ASSIGNMENT: Starting from the first line below, count every line holding the word "gray", then state the total alone.

EXCERPTED RECORDS:

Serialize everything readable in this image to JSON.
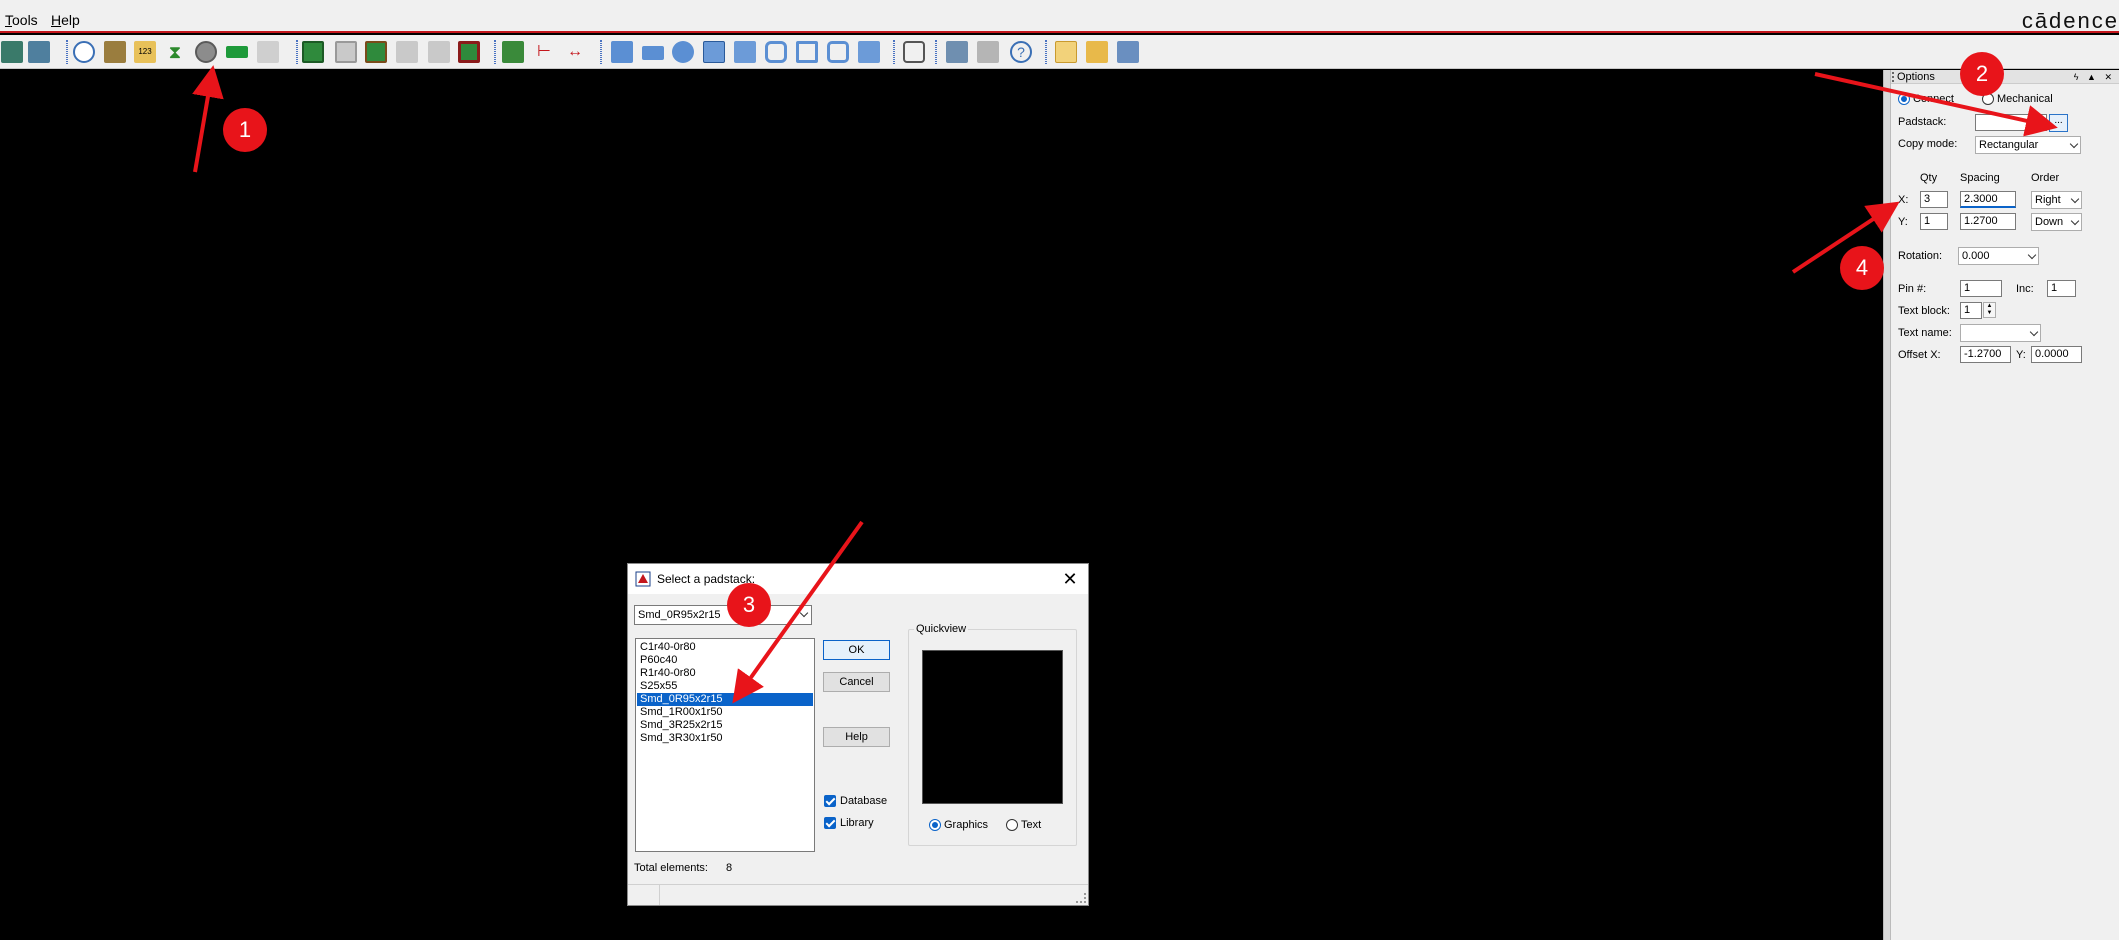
{
  "menu": {
    "items": [
      "Tools",
      "Help"
    ],
    "brand": "cādence"
  },
  "toolbar": {
    "icons": [
      "swap-icon",
      "component-icon",
      "info-icon",
      "properties-icon",
      "number-123-icon",
      "sigma-icon",
      "add-pin-icon",
      "text-block-icon",
      "gray-icon",
      "board-icon",
      "board-gray-icon",
      "board-green-icon",
      "gray-square-icon",
      "gray-square2-icon",
      "board-frame-icon",
      "camera-green-icon",
      "dimension-icon",
      "dimension-horizontal-icon",
      "shape-polygon-icon",
      "shape-rect-icon",
      "shape-circle-icon",
      "select-icon",
      "shape-merge-icon",
      "shape-void-icon",
      "shape-frame-icon",
      "shape-square-icon",
      "shape-circle-frame-icon",
      "screenshot-icon",
      "camera-icon",
      "stack-icon",
      "route-icon",
      "help-icon",
      "new-file-icon",
      "open-file-icon",
      "save-icon"
    ]
  },
  "options": {
    "title": "Options",
    "controls": "ϟ ▲ ✕",
    "radio_connect": "Connect",
    "radio_mechanical": "Mechanical",
    "padstack_label": "Padstack:",
    "padstack_value": "",
    "browse_label": "...",
    "copy_mode_label": "Copy mode:",
    "copy_mode_value": "Rectangular",
    "qty_header": "Qty",
    "spacing_header": "Spacing",
    "order_header": "Order",
    "x_label": "X:",
    "x_qty": "3",
    "x_spacing": "2.3000",
    "x_order": "Right",
    "y_label": "Y:",
    "y_qty": "1",
    "y_spacing": "1.2700",
    "y_order": "Down",
    "rotation_label": "Rotation:",
    "rotation_value": "0.000",
    "pin_label": "Pin #:",
    "pin_value": "1",
    "inc_label": "Inc:",
    "inc_value": "1",
    "text_block_label": "Text block:",
    "text_block_value": "1",
    "text_name_label": "Text name:",
    "text_name_value": "",
    "offset_x_label": "Offset X:",
    "offset_x_value": "-1.2700",
    "offset_y_label": "Y:",
    "offset_y_value": "0.0000"
  },
  "dialog": {
    "title": "Select a padstack:",
    "combo_value": "Smd_0R95x2r15",
    "list_items": [
      "C1r40-0r80",
      "P60c40",
      "R1r40-0r80",
      "S25x55",
      "Smd_0R95x2r15",
      "Smd_1R00x1r50",
      "Smd_3R25x2r15",
      "Smd_3R30x1r50"
    ],
    "selected_index": 4,
    "ok_label": "OK",
    "cancel_label": "Cancel",
    "help_label": "Help",
    "database_label": "Database",
    "library_label": "Library",
    "quickview_label": "Quickview",
    "graphics_label": "Graphics",
    "text_label": "Text",
    "total_label": "Total elements:",
    "total_value": "8"
  },
  "annotations": {
    "badges": [
      "1",
      "2",
      "3",
      "4"
    ],
    "color": "#e8141a"
  },
  "colors": {
    "accent": "#0a63c9",
    "brand_red": "#c4161c",
    "canvas": "#000000"
  }
}
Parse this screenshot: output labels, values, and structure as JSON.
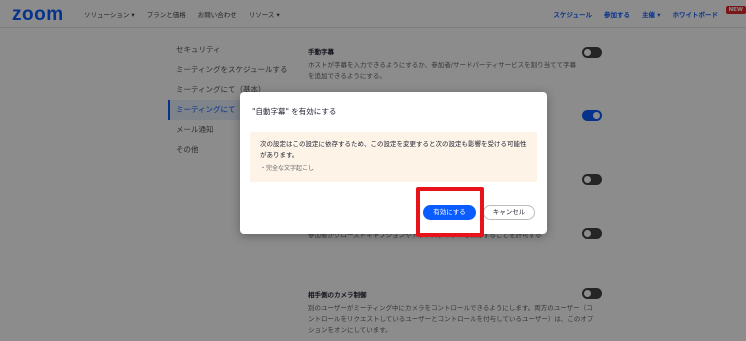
{
  "header": {
    "logo": "zoom",
    "nav": [
      "ソリューション ▾",
      "プランと価格",
      "お問い合わせ",
      "リソース ▾"
    ],
    "right_nav": [
      "スケジュール",
      "参加する",
      "主催 ▾",
      "ホワイトボード"
    ],
    "new_badge": "NEW"
  },
  "sidebar": {
    "items": [
      {
        "label": "セキュリティ"
      },
      {
        "label": "ミーティングをスケジュールする"
      },
      {
        "label": "ミーティングにて（基本）"
      },
      {
        "label": "ミーティングにて（詳細）"
      },
      {
        "label": "メール通知"
      },
      {
        "label": "その他"
      }
    ]
  },
  "settings": [
    {
      "title": "手動字幕",
      "desc": "ホストが字幕を入力できるようにするか、参加者/サードパーティサービスを割り当てて字幕を追加できるようにする。",
      "state": "off"
    },
    {
      "title": "",
      "desc": "",
      "state": "on"
    },
    {
      "title": "",
      "desc": "",
      "state": "off"
    },
    {
      "title": "トランスクリプトを保存",
      "desc": "参加者がクローズドキャプションやトランスクリプトを保存することを許可する",
      "state": "off"
    },
    {
      "title": "相手側のカメラ制御",
      "desc": "別のユーザーがミーティング中にカメラをコントロールできるようにします。両方のユーザー（コントロールをリクエストしているユーザーとコントロールを付与しているユーザー）は、このオプションをオンにしています。",
      "state": "off"
    }
  ],
  "dialog": {
    "title": "\"自動字幕\" を有効にする",
    "warning": "次の設定はこの設定に依存するため、この設定を変更すると次の設定も影響を受ける可能性があります。",
    "dependent_item": "・完全な文字起こし",
    "confirm_label": "有効にする",
    "cancel_label": "キャンセル"
  },
  "colors": {
    "accent": "#0b5cff",
    "highlight": "#e8121a",
    "warning_bg": "#fdf3e7"
  }
}
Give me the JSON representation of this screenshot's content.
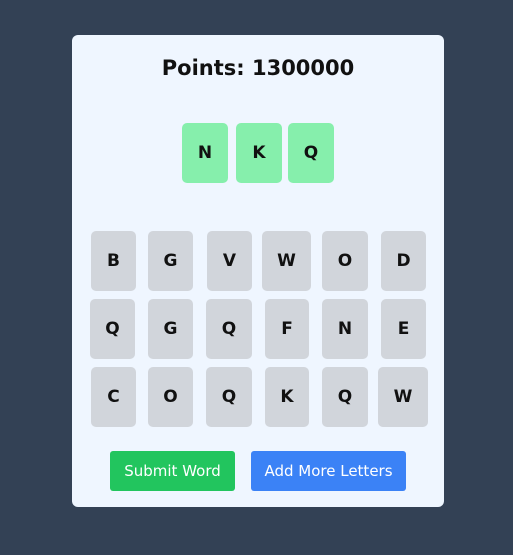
{
  "points_label": "Points: 1300000",
  "colors": {
    "background": "#334155",
    "card": "#eff6ff",
    "selected_tile": "#86efac",
    "pool_tile": "#d1d5db",
    "submit_button": "#22c55e",
    "add_letters_button": "#3b82f6"
  },
  "selected_letters": [
    "N",
    "K",
    "Q"
  ],
  "letter_pool": [
    [
      "B",
      "G",
      "V",
      "W",
      "O",
      "D"
    ],
    [
      "Q",
      "G",
      "Q",
      "F",
      "N",
      "E"
    ],
    [
      "C",
      "O",
      "Q",
      "K",
      "Q",
      "W"
    ]
  ],
  "buttons": {
    "submit": "Submit Word",
    "add_letters": "Add More Letters"
  }
}
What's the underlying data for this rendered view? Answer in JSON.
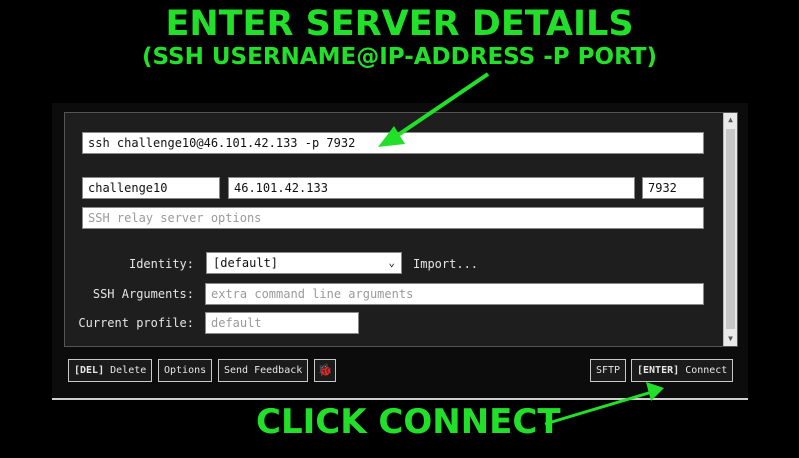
{
  "annotations": {
    "heading": "ENTER SERVER DETAILS",
    "subheading": "(SSH USERNAME@IP-ADDRESS -P PORT)",
    "footer": "CLICK CONNECT",
    "accent_color": "#22e02a"
  },
  "connection": {
    "command": "ssh challenge10@46.101.42.133 -p 7932",
    "username": "challenge10",
    "host": "46.101.42.133",
    "port": "7932",
    "relay_placeholder": "SSH relay server options"
  },
  "identity": {
    "label": "Identity:",
    "selected": "[default]",
    "import_label": "Import..."
  },
  "ssh_arguments": {
    "label": "SSH Arguments:",
    "placeholder": "extra command line arguments"
  },
  "profile": {
    "label": "Current profile:",
    "placeholder": "default"
  },
  "buttons": {
    "delete_key": "[DEL]",
    "delete": "Delete",
    "options": "Options",
    "feedback": "Send Feedback",
    "bug_icon": "bug-icon",
    "sftp": "SFTP",
    "connect_key": "[ENTER]",
    "connect": "Connect"
  }
}
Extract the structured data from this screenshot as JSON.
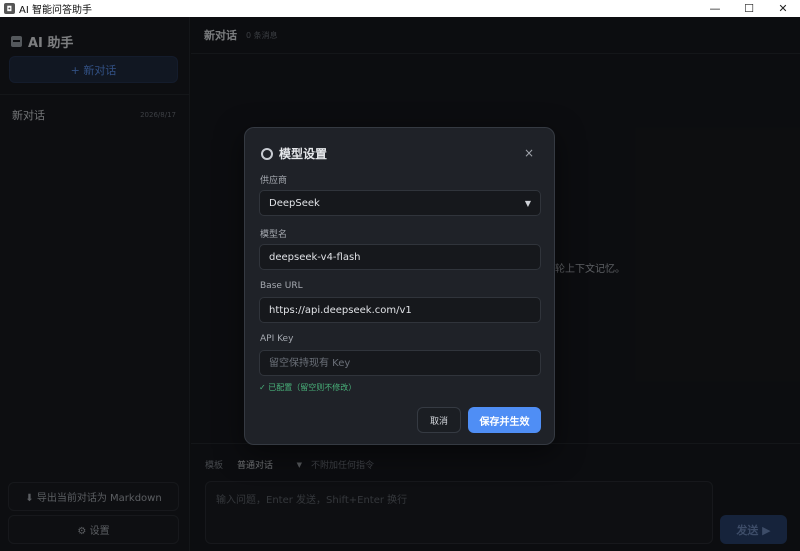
{
  "window": {
    "title": "AI 智能问答助手",
    "minimize": "—",
    "maximize": "☐",
    "close": "✕"
  },
  "sidebar": {
    "brand": "AI 助手",
    "new_chat": "+ 新对话",
    "conversations": [
      {
        "title": "新对话",
        "date": "2026/8/17"
      }
    ],
    "export_label": "⬇ 导出当前对话为 Markdown",
    "settings_label": "⚙ 设置"
  },
  "main": {
    "title": "新对话",
    "message_count": "0 条消息",
    "welcome_text": "支持多轮上下文记忆。",
    "template_label": "模板",
    "template_value": "普通对话",
    "template_hint": "不附加任何指令",
    "input_placeholder": "输入问题，Enter 发送，Shift+Enter 换行",
    "send_label": "发送 ▶"
  },
  "modal": {
    "title": "模型设置",
    "close": "×",
    "provider_label": "供应商",
    "provider_value": "DeepSeek",
    "model_label": "模型名",
    "model_value": "deepseek-v4-flash",
    "base_url_label": "Base URL",
    "base_url_value": "https://api.deepseek.com/v1",
    "api_key_label": "API Key",
    "api_key_placeholder": "留空保持现有 Key",
    "configured_text": "✓ 已配置（留空则不修改）",
    "cancel_label": "取消",
    "save_label": "保存并生效"
  },
  "colors": {
    "accent": "#4f8ef5",
    "success": "#49b27a",
    "background": "#16181d"
  }
}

RESPONSE: 4